Egyptian garlic, botanically classified as Allium sativum, are small bulbs with numerous cloves found on a plant that can grow up to sixty centimeters in height and belongs to the Amaryllidaceae family. Also known as a silverskin variety, Egyptian garlic is one of the longest-storing varieties of garlic and is favored for its pungent flavor. In Egypt, garlic has recently increased in production, and with the variety’s long shelf-life, it has begun to be exported to countries worldwide, providing an essential source of income for Egyptian farmers.
Egyptian garlic is an excellent source of vitamins C and B6, selenium, and manganese, and also contains some fiber, phosphorus, potassium, calcium, iron, and copper.
Egyptian garlic can be consumed raw, thinly sliced and added to salads, or it can be chopped and mixed into sauces, dips, and spreads. The small bulbs are most popularly utilized in cooked applications and can be lightly sautéed in olive oil as a base for vegetables, soups, stews, meats, and rice. Whole bulbs can also be roasted for a caramelized flavor. In Egypt, garlic is incorporated into many traditional dishes such as ful, which is a popular street food consisting of fava beans in garlic, olive oil, onion, and lemon juice. This mixture is used at breakfast and is spread on eggs or pita bread. Egyptian garlic is also used in fatta, which is a dish made for religious occasions that cooks garlic in tomato sauce with meat, broth, and fried bread, or in Molohkeya, a green vegetable soup cooked with meat and garlic served over bread or rice. Egyptian garlic pairs well with meats such as lamb, poultry, beef, and rabbit, fish, chickpeas, rice, tomatoes, onions, and peppers. The bulbs will keep up to one year when stored in a cool, dry, and dark place.
Garlic has been used in Egypt since ancient times and was highly revered for its life-giving properties and intense flavor. Discovered in the ancient tomb of King Tutankhamen who was Pharaoh between 1332-1323 BCE, Egyptians believed garlic would protect the pharaoh’s body from evil spirits due to its strong odor. Egyptians believed so strongly in this protection that they would also chew cloves of garlic before taking a journey during the night to shield them from misfortune and evil.

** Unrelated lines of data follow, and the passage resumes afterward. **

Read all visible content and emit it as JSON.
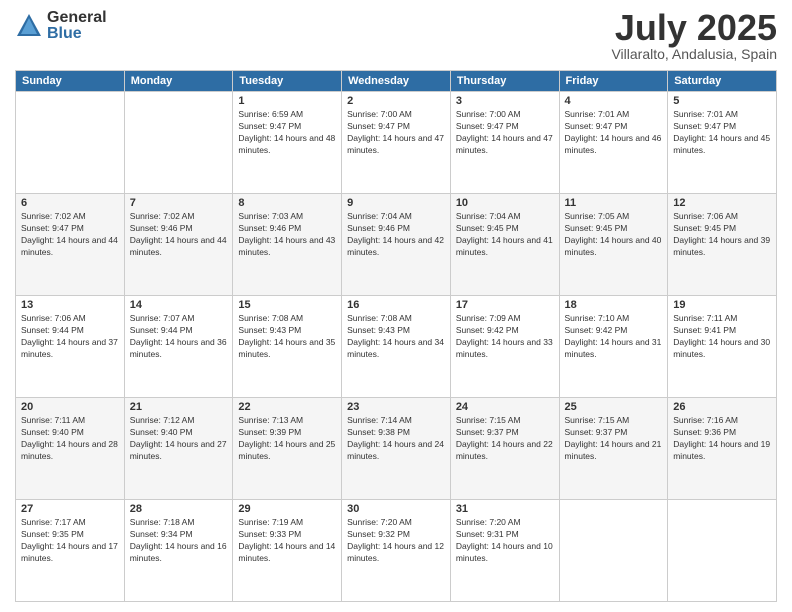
{
  "logo": {
    "general": "General",
    "blue": "Blue"
  },
  "title": "July 2025",
  "subtitle": "Villaralto, Andalusia, Spain",
  "days_header": [
    "Sunday",
    "Monday",
    "Tuesday",
    "Wednesday",
    "Thursday",
    "Friday",
    "Saturday"
  ],
  "weeks": [
    [
      {
        "day": "",
        "sunrise": "",
        "sunset": "",
        "daylight": ""
      },
      {
        "day": "",
        "sunrise": "",
        "sunset": "",
        "daylight": ""
      },
      {
        "day": "1",
        "sunrise": "Sunrise: 6:59 AM",
        "sunset": "Sunset: 9:47 PM",
        "daylight": "Daylight: 14 hours and 48 minutes."
      },
      {
        "day": "2",
        "sunrise": "Sunrise: 7:00 AM",
        "sunset": "Sunset: 9:47 PM",
        "daylight": "Daylight: 14 hours and 47 minutes."
      },
      {
        "day": "3",
        "sunrise": "Sunrise: 7:00 AM",
        "sunset": "Sunset: 9:47 PM",
        "daylight": "Daylight: 14 hours and 47 minutes."
      },
      {
        "day": "4",
        "sunrise": "Sunrise: 7:01 AM",
        "sunset": "Sunset: 9:47 PM",
        "daylight": "Daylight: 14 hours and 46 minutes."
      },
      {
        "day": "5",
        "sunrise": "Sunrise: 7:01 AM",
        "sunset": "Sunset: 9:47 PM",
        "daylight": "Daylight: 14 hours and 45 minutes."
      }
    ],
    [
      {
        "day": "6",
        "sunrise": "Sunrise: 7:02 AM",
        "sunset": "Sunset: 9:47 PM",
        "daylight": "Daylight: 14 hours and 44 minutes."
      },
      {
        "day": "7",
        "sunrise": "Sunrise: 7:02 AM",
        "sunset": "Sunset: 9:46 PM",
        "daylight": "Daylight: 14 hours and 44 minutes."
      },
      {
        "day": "8",
        "sunrise": "Sunrise: 7:03 AM",
        "sunset": "Sunset: 9:46 PM",
        "daylight": "Daylight: 14 hours and 43 minutes."
      },
      {
        "day": "9",
        "sunrise": "Sunrise: 7:04 AM",
        "sunset": "Sunset: 9:46 PM",
        "daylight": "Daylight: 14 hours and 42 minutes."
      },
      {
        "day": "10",
        "sunrise": "Sunrise: 7:04 AM",
        "sunset": "Sunset: 9:45 PM",
        "daylight": "Daylight: 14 hours and 41 minutes."
      },
      {
        "day": "11",
        "sunrise": "Sunrise: 7:05 AM",
        "sunset": "Sunset: 9:45 PM",
        "daylight": "Daylight: 14 hours and 40 minutes."
      },
      {
        "day": "12",
        "sunrise": "Sunrise: 7:06 AM",
        "sunset": "Sunset: 9:45 PM",
        "daylight": "Daylight: 14 hours and 39 minutes."
      }
    ],
    [
      {
        "day": "13",
        "sunrise": "Sunrise: 7:06 AM",
        "sunset": "Sunset: 9:44 PM",
        "daylight": "Daylight: 14 hours and 37 minutes."
      },
      {
        "day": "14",
        "sunrise": "Sunrise: 7:07 AM",
        "sunset": "Sunset: 9:44 PM",
        "daylight": "Daylight: 14 hours and 36 minutes."
      },
      {
        "day": "15",
        "sunrise": "Sunrise: 7:08 AM",
        "sunset": "Sunset: 9:43 PM",
        "daylight": "Daylight: 14 hours and 35 minutes."
      },
      {
        "day": "16",
        "sunrise": "Sunrise: 7:08 AM",
        "sunset": "Sunset: 9:43 PM",
        "daylight": "Daylight: 14 hours and 34 minutes."
      },
      {
        "day": "17",
        "sunrise": "Sunrise: 7:09 AM",
        "sunset": "Sunset: 9:42 PM",
        "daylight": "Daylight: 14 hours and 33 minutes."
      },
      {
        "day": "18",
        "sunrise": "Sunrise: 7:10 AM",
        "sunset": "Sunset: 9:42 PM",
        "daylight": "Daylight: 14 hours and 31 minutes."
      },
      {
        "day": "19",
        "sunrise": "Sunrise: 7:11 AM",
        "sunset": "Sunset: 9:41 PM",
        "daylight": "Daylight: 14 hours and 30 minutes."
      }
    ],
    [
      {
        "day": "20",
        "sunrise": "Sunrise: 7:11 AM",
        "sunset": "Sunset: 9:40 PM",
        "daylight": "Daylight: 14 hours and 28 minutes."
      },
      {
        "day": "21",
        "sunrise": "Sunrise: 7:12 AM",
        "sunset": "Sunset: 9:40 PM",
        "daylight": "Daylight: 14 hours and 27 minutes."
      },
      {
        "day": "22",
        "sunrise": "Sunrise: 7:13 AM",
        "sunset": "Sunset: 9:39 PM",
        "daylight": "Daylight: 14 hours and 25 minutes."
      },
      {
        "day": "23",
        "sunrise": "Sunrise: 7:14 AM",
        "sunset": "Sunset: 9:38 PM",
        "daylight": "Daylight: 14 hours and 24 minutes."
      },
      {
        "day": "24",
        "sunrise": "Sunrise: 7:15 AM",
        "sunset": "Sunset: 9:37 PM",
        "daylight": "Daylight: 14 hours and 22 minutes."
      },
      {
        "day": "25",
        "sunrise": "Sunrise: 7:15 AM",
        "sunset": "Sunset: 9:37 PM",
        "daylight": "Daylight: 14 hours and 21 minutes."
      },
      {
        "day": "26",
        "sunrise": "Sunrise: 7:16 AM",
        "sunset": "Sunset: 9:36 PM",
        "daylight": "Daylight: 14 hours and 19 minutes."
      }
    ],
    [
      {
        "day": "27",
        "sunrise": "Sunrise: 7:17 AM",
        "sunset": "Sunset: 9:35 PM",
        "daylight": "Daylight: 14 hours and 17 minutes."
      },
      {
        "day": "28",
        "sunrise": "Sunrise: 7:18 AM",
        "sunset": "Sunset: 9:34 PM",
        "daylight": "Daylight: 14 hours and 16 minutes."
      },
      {
        "day": "29",
        "sunrise": "Sunrise: 7:19 AM",
        "sunset": "Sunset: 9:33 PM",
        "daylight": "Daylight: 14 hours and 14 minutes."
      },
      {
        "day": "30",
        "sunrise": "Sunrise: 7:20 AM",
        "sunset": "Sunset: 9:32 PM",
        "daylight": "Daylight: 14 hours and 12 minutes."
      },
      {
        "day": "31",
        "sunrise": "Sunrise: 7:20 AM",
        "sunset": "Sunset: 9:31 PM",
        "daylight": "Daylight: 14 hours and 10 minutes."
      },
      {
        "day": "",
        "sunrise": "",
        "sunset": "",
        "daylight": ""
      },
      {
        "day": "",
        "sunrise": "",
        "sunset": "",
        "daylight": ""
      }
    ]
  ]
}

In addition to protection, ancient Egyptians believed that garlic would provide strength, and the cloves were fed to the builders of the pyramids to increase their endurance.
Garlic is native to Central Asia and was spread to Egypt via trade routes and traveling merchants. While the exact origins of Egyptian garlic are unknown, garlic has been used since ancient times in Egypt and was believed to have been introduced around 3200 BCE. Today Egyptian garlic is primarily cultivated in upper Egypt and sold at local markets. It is also exported to countries across the world, including Sweden, Brazil, Taiwan, Canada, the United States, Malaysia, Vietnam, Saudi Arabia, Russia, Bangladesh, and Pakistan.
Recipes that include Egyptian Garlic. One is easiest, three is harder.